Problem to work on: Check every line of the data and copy the ones where "REUS" appears.

Information given:

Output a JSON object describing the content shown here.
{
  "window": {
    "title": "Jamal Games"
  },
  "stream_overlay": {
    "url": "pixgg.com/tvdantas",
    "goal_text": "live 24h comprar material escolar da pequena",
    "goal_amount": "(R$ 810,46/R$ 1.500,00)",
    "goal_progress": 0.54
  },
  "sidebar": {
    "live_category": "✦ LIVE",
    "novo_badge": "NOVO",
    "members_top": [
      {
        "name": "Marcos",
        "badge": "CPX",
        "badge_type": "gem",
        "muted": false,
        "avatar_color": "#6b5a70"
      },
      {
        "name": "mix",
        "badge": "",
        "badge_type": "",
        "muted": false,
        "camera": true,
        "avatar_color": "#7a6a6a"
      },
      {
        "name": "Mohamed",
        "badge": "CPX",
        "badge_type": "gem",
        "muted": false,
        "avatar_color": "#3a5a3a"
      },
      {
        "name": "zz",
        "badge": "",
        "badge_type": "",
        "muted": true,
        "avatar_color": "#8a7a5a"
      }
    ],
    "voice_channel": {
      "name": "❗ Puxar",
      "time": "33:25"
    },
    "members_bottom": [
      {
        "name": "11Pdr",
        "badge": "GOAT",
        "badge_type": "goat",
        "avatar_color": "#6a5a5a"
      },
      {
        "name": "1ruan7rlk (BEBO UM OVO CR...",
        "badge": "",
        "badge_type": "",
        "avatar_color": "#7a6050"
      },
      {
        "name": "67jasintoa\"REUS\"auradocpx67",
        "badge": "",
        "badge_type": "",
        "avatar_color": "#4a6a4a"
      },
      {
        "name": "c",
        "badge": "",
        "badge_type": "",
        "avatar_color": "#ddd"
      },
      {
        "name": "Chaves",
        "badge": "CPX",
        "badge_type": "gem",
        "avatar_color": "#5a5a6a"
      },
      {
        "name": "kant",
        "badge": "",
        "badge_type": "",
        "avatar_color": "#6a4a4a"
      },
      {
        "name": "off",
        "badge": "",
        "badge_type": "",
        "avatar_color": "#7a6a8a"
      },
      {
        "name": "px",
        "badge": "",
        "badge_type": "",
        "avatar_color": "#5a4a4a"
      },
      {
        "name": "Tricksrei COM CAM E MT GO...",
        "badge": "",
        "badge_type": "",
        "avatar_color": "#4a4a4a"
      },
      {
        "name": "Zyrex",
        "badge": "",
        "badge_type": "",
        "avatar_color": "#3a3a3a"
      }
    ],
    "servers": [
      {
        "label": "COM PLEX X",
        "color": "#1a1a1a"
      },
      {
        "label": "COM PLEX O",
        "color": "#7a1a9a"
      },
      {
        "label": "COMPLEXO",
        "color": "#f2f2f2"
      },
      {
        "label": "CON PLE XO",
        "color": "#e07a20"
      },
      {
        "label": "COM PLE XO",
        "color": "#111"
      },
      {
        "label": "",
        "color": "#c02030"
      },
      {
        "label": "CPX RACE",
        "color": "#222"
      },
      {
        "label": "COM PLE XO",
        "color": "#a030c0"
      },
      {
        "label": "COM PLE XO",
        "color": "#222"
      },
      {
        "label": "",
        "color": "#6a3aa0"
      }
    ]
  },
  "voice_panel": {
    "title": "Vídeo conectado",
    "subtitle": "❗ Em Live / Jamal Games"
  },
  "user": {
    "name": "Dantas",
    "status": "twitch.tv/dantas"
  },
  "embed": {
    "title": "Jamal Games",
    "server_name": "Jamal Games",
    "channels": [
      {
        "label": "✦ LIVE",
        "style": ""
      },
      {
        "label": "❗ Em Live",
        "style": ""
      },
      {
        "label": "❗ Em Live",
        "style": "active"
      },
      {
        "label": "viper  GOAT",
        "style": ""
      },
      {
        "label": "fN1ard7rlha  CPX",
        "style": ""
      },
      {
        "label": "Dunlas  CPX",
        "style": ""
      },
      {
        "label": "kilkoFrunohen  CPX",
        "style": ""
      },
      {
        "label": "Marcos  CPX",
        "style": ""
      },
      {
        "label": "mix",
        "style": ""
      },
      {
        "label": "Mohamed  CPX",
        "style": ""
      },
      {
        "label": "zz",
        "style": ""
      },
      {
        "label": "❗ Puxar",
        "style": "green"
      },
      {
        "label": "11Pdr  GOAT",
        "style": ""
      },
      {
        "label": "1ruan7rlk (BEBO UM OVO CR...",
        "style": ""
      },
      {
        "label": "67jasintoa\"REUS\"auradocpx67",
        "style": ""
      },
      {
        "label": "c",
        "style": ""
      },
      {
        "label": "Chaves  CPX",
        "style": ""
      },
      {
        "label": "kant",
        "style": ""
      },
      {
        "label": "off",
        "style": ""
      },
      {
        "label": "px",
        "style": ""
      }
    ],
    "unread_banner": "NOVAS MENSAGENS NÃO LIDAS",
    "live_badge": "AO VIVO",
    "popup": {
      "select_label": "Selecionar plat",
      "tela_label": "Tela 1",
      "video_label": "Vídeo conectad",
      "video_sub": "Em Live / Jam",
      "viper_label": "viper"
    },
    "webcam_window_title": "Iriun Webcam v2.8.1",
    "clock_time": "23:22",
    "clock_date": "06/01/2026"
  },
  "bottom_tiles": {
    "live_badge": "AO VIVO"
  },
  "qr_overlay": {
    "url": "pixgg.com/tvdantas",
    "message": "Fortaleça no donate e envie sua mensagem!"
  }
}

Reply:
        "name": "67jasintoa\"REUS\"auradocpx67",
        "label": "67jasintoa\"REUS\"auradocpx67",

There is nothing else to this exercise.